◆ Records for this exercise
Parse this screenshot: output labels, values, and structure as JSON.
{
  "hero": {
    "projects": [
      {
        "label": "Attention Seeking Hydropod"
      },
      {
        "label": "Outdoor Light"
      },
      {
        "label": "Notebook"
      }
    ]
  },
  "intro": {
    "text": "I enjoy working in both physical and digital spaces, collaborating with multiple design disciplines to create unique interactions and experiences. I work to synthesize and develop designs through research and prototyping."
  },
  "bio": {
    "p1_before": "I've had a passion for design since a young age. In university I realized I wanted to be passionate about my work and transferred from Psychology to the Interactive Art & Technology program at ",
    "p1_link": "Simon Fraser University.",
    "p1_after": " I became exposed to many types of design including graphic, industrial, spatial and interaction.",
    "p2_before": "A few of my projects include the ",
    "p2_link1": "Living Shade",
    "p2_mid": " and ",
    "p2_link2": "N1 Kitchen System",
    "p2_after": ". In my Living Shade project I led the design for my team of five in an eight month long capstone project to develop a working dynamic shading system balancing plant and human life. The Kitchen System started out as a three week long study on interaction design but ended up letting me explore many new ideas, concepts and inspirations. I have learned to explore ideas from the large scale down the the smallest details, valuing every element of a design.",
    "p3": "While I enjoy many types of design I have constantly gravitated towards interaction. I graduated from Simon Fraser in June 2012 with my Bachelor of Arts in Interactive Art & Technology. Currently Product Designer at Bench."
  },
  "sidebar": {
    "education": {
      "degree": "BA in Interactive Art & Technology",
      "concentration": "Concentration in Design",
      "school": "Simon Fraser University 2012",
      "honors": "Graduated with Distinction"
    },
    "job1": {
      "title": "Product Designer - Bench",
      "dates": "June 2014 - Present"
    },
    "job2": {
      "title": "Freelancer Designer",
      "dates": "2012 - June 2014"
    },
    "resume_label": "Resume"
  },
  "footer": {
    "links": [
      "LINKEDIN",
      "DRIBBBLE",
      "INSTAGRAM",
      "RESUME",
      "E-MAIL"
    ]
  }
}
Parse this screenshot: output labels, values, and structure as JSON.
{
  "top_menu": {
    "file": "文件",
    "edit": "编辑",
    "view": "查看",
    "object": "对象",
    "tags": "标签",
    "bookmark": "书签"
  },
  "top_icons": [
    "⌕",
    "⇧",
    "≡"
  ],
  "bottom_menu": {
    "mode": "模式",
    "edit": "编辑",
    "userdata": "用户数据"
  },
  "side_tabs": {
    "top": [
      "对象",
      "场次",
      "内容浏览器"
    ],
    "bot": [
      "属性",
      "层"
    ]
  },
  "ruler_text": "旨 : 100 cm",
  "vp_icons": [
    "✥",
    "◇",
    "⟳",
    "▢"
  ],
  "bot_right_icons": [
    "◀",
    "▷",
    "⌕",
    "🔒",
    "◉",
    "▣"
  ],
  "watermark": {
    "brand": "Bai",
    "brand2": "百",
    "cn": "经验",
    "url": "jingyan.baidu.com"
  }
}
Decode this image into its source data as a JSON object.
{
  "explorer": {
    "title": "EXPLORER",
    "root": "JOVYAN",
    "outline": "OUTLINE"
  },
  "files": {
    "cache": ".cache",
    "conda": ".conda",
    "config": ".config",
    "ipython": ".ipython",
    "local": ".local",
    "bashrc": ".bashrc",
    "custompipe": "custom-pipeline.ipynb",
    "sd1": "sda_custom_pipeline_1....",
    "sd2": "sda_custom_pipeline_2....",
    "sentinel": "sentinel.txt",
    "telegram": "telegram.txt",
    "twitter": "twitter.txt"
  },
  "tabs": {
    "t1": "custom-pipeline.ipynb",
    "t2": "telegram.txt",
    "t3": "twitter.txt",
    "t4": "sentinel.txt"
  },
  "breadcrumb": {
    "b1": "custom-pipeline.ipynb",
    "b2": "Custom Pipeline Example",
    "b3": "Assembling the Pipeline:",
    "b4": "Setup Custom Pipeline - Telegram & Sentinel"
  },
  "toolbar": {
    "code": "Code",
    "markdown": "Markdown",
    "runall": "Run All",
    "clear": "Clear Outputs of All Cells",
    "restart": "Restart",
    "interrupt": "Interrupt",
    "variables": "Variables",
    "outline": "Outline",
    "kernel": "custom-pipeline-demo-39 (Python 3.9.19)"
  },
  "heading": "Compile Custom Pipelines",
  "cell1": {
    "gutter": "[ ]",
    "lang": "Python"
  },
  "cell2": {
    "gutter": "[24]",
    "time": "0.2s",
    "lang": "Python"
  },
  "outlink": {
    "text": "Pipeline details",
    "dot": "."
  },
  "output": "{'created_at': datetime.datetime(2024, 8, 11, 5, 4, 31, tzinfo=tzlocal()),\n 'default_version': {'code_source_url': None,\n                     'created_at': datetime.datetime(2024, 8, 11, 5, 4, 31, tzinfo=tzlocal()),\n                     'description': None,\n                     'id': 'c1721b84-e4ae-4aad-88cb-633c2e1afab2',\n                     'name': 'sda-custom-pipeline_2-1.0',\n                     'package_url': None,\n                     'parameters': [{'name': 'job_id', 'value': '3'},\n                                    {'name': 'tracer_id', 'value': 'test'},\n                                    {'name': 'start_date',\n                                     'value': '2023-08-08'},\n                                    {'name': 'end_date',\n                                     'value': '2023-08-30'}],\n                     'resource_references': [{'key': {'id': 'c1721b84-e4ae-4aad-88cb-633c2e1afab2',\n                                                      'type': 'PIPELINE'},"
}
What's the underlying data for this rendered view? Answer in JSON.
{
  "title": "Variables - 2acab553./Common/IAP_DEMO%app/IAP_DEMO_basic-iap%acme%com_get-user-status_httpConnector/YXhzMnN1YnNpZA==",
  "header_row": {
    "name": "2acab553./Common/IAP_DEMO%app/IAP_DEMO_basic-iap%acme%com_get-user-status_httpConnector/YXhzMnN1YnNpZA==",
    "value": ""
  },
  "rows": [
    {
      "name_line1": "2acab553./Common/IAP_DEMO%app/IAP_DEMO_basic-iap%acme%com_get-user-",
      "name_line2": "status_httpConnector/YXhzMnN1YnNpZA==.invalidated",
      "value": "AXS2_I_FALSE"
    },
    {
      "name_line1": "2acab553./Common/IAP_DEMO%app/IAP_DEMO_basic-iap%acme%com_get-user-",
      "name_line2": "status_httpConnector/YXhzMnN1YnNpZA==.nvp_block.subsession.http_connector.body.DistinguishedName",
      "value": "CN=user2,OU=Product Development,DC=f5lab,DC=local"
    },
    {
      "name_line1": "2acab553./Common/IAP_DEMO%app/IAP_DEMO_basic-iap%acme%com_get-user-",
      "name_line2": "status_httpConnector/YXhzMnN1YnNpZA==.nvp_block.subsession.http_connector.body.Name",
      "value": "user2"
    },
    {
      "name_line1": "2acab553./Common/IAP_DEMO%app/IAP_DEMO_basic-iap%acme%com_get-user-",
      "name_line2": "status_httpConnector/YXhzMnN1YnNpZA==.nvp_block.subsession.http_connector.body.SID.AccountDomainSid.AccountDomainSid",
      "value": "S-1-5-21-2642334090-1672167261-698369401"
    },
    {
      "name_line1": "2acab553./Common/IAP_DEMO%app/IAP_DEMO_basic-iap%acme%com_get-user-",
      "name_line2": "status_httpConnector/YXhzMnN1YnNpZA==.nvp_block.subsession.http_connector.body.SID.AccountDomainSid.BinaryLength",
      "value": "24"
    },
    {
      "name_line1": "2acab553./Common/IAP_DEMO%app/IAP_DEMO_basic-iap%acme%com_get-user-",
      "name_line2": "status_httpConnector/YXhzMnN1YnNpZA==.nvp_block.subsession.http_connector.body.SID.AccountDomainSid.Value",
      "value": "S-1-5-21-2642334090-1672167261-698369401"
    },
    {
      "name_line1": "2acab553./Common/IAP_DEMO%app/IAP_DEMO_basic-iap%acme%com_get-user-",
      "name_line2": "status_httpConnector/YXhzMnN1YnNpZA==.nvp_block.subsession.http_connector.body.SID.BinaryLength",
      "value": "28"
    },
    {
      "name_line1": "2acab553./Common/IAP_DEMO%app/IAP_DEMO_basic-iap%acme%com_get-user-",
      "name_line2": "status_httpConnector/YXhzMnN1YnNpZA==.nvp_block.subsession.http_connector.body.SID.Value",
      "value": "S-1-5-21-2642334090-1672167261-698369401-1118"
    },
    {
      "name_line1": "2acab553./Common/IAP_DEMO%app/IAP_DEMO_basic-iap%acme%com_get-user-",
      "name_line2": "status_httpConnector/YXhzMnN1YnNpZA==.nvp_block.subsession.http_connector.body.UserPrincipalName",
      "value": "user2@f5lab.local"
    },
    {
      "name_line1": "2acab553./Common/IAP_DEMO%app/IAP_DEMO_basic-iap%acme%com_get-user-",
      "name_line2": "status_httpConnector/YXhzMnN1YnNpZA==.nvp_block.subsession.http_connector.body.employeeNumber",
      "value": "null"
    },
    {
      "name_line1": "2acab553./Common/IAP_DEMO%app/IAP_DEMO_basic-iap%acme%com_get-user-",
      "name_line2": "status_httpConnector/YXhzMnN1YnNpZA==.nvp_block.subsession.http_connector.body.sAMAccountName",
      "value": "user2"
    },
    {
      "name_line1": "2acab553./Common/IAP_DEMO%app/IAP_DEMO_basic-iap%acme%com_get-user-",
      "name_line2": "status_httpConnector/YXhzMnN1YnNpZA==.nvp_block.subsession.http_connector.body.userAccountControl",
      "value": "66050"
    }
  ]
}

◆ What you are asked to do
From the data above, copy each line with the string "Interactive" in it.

◆ Final answer
    "p1_before": "I've had a passion for design since a young age. In university I realized I wanted to be passionate about my work and transferred from Psychology to the Interactive Art & Technology program at ",
    "p3": "While I enjoy many types of design I have constantly gravitated towards interaction. I graduated from Simon Fraser in June 2012 with my Bachelor of Arts in Interactive Art & Technology. Currently Product Designer at Bench."
      "degree": "BA in Interactive Art & Technology",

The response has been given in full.